on 17th September 2007 at 01:10
I've come to the conclusion that most programming languages' idea of a string - an array or list of characters - is wrong, or at least too simplistic.
Most languages designed before Unicode have the idea that characters are bytes, which is hopelessly inadequate. Languages designed before Unicode was mature (e.g. Java) have the idea that characters are 16 bits which is still inadequate. The next reasonable step is to use a 32 bit type for characters, but that wastes at least a third of the memory you use for strings since Unicode needs at most 21 bits.
If your language's character type is too narrow then you have to use an encoding scheme (such as a Unicode Transformation Format or ISO-2022) to fit a larger repertoire into the available space. However, when you have done that your char is no longer a character.
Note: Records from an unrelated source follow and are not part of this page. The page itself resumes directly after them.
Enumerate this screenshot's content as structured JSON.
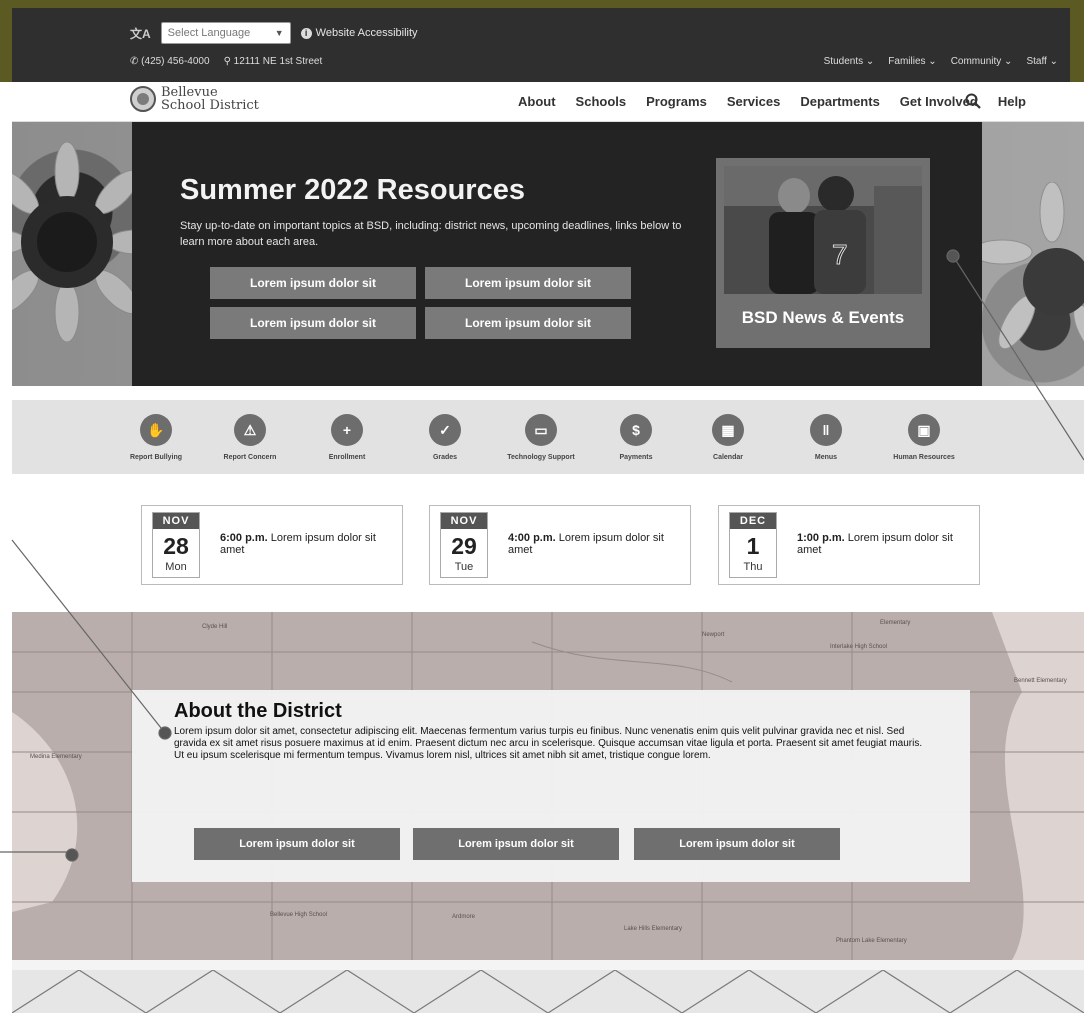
{
  "utility": {
    "lang_icon": "文A",
    "lang_select": "Select Language",
    "accessibility": "Website Accessibility",
    "phone": "(425) 456-4000",
    "address": "12111 NE 1st Street",
    "audience_links": [
      "Students",
      "Families",
      "Community",
      "Staff"
    ]
  },
  "logo": {
    "line1": "Bellevue",
    "line2": "School District"
  },
  "nav": {
    "items": [
      "About",
      "Schools",
      "Programs",
      "Services",
      "Departments",
      "Get Involved",
      "Help"
    ]
  },
  "hero": {
    "title": "Summer 2022 Resources",
    "description": "Stay up-to-date on important topics at BSD, including: district news, upcoming deadlines, links below to learn more about each area.",
    "buttons": [
      "Lorem ipsum dolor sit",
      "Lorem ipsum dolor sit",
      "Lorem ipsum dolor sit",
      "Lorem ipsum dolor sit"
    ],
    "news_card": "BSD News & Events",
    "jersey_number": "7"
  },
  "quick_links": [
    {
      "label": "Report Bullying",
      "icon": "hand-icon",
      "glyph": "✋"
    },
    {
      "label": "Report Concern",
      "icon": "warning-icon",
      "glyph": "⚠"
    },
    {
      "label": "Enrollment",
      "icon": "add-user-icon",
      "glyph": "+"
    },
    {
      "label": "Grades",
      "icon": "check-icon",
      "glyph": "✓"
    },
    {
      "label": "Technology Support",
      "icon": "laptop-icon",
      "glyph": "▭"
    },
    {
      "label": "Payments",
      "icon": "dollar-icon",
      "glyph": "$"
    },
    {
      "label": "Calendar",
      "icon": "calendar-icon",
      "glyph": "▦"
    },
    {
      "label": "Menus",
      "icon": "utensils-icon",
      "glyph": "ǁ"
    },
    {
      "label": "Human Resources",
      "icon": "id-card-icon",
      "glyph": "▣"
    }
  ],
  "events": [
    {
      "month": "NOV",
      "day": "28",
      "dow": "Mon",
      "time": "6:00 p.m.",
      "text": "Lorem ipsum dolor sit amet"
    },
    {
      "month": "NOV",
      "day": "29",
      "dow": "Tue",
      "time": "4:00 p.m.",
      "text": "Lorem ipsum dolor sit amet"
    },
    {
      "month": "DEC",
      "day": "1",
      "dow": "Thu",
      "time": "1:00 p.m.",
      "text": "Lorem ipsum dolor sit amet"
    }
  ],
  "about": {
    "title": "About the District",
    "text": "Lorem ipsum dolor sit amet, consectetur adipiscing elit. Maecenas fermentum varius turpis eu finibus. Nunc venenatis enim quis velit pulvinar gravida nec et nisl. Sed gravida ex sit amet risus posuere maximus at id enim. Praesent dictum nec arcu in scelerisque. Quisque accumsan vitae ligula et porta. Praesent sit amet feugiat mauris. Ut eu ipsum scelerisque mi fermentum tempus. Vivamus lorem nisl, ultrices sit amet nibh sit amet, tristique congue lorem.",
    "buttons": [
      "Lorem ipsum dolor sit",
      "Lorem ipsum dolor sit",
      "Lorem ipsum dolor sit"
    ]
  },
  "map_labels": [
    "Elementary",
    "Bennett Elementary",
    "Medina Elementary",
    "Lake Hills Elementary",
    "Phantom Lake Elementary",
    "Clyde Hill",
    "Newport",
    "Interlake High School",
    "Ardmore",
    "Bellevue High School"
  ],
  "colors": {
    "olive_frame": "#5b5a23",
    "utility_bar": "#2f2f2f",
    "hero_panel": "#232323",
    "button": "#7a7a7a",
    "quick_links_bg": "#e2e2e2",
    "map_tint": "#b9aeab"
  }
}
This causes a number of problems:
- strlen() no longer counts characters.
- random access into strings can lead to nonsense, e.g. if you miss a code shift sequence or you don't land on the start of a UTF-8 sequence or if you accidentally strip off a BOM.
In fact, even in the absence of encodings you have similar problems, e.g.
- the length of a string is not the same as the number of glyphs, because of combining characters.
- even in a fixed width font, the number of glyphs is not the same as the width of the string on the display, because some characters are double-width.
Even ASCII is not simple enough to be immune from problems:
- random access into strings can produce garbage if the string contains escape sequences.
- some logical characters (e.g. newline) are not represented as a single byte (i.e. CR LF).
- in some contexts you can use typewriter-style backspace/overstrike to implement something like combining characters.
On the other hand, if your language's string type is not based on bytes then you have the problem that strings need to be transcoded from their external form into something that the libraries prefer, since UTF-8 is winning the encoding wars.
I think that the solution to this problem is to embrace it, instead of trying to hide behind an inadequate abstraction. The essence of the bug is that, while it is meaningful to talk about a unicode codepoint in isolation, a codepoint is not a character and a string is not an array of codepoints: there is a layer of encoding between the conceptual sequence of codepoints and the representation of strings. (This implies that, although D is refreshingly agnostic about the size of its characters it still falls into the array trap and is chauvinistic towards a subset of Unicode transformation formats.)
What this means is that the language should not have a character or string type, but instead a type for binary blobs like Erlang's. The programmer manipulates binary values using pattern matching (it should probably support Erlang-style matching and some flavour of regular expressions) and some reasonably efficient way of construction by concatenation (as well as its syntax for binary comprehensions, Erlang has the concept of IO lists which support scatter/gather IO). The idea is to shift from thinking of sequences of discrete characters to thinking about strings as structured mass data.
Note that (so far) this design has no built-in preference for any particular string encoding, which should help to make it flexible enough to live gracefully in environments that favour all sorts of textual data, including ones not designed yet. However you need to support string constants reasonably gracefully, which either means that your source encoding is the same as the encoding you deal with at run time (so that the blobs in the source become identical blobs in the object) or you need a good way to transcode them. Ideally transcoding should only happen once, preferably at compile time, but it's probably OK to do it during static initialization. (Note that similar considerations apply to compiling regular expressions.)
To a large extent, what I'm doing is lifting the string representation chauvinism problem from the language level to the library level, and libraries are just as good as languages at growing ugly calluses around poorly-designed features - though you usually have to do less reimplementation when switching libraries. I'm also aiming to encourage a style of string manipulation more like perl's than C's. To succeed properly, though, it'll have to go further with encouraging good use of library support for international text - but at that point I'm stepping on to thin ice.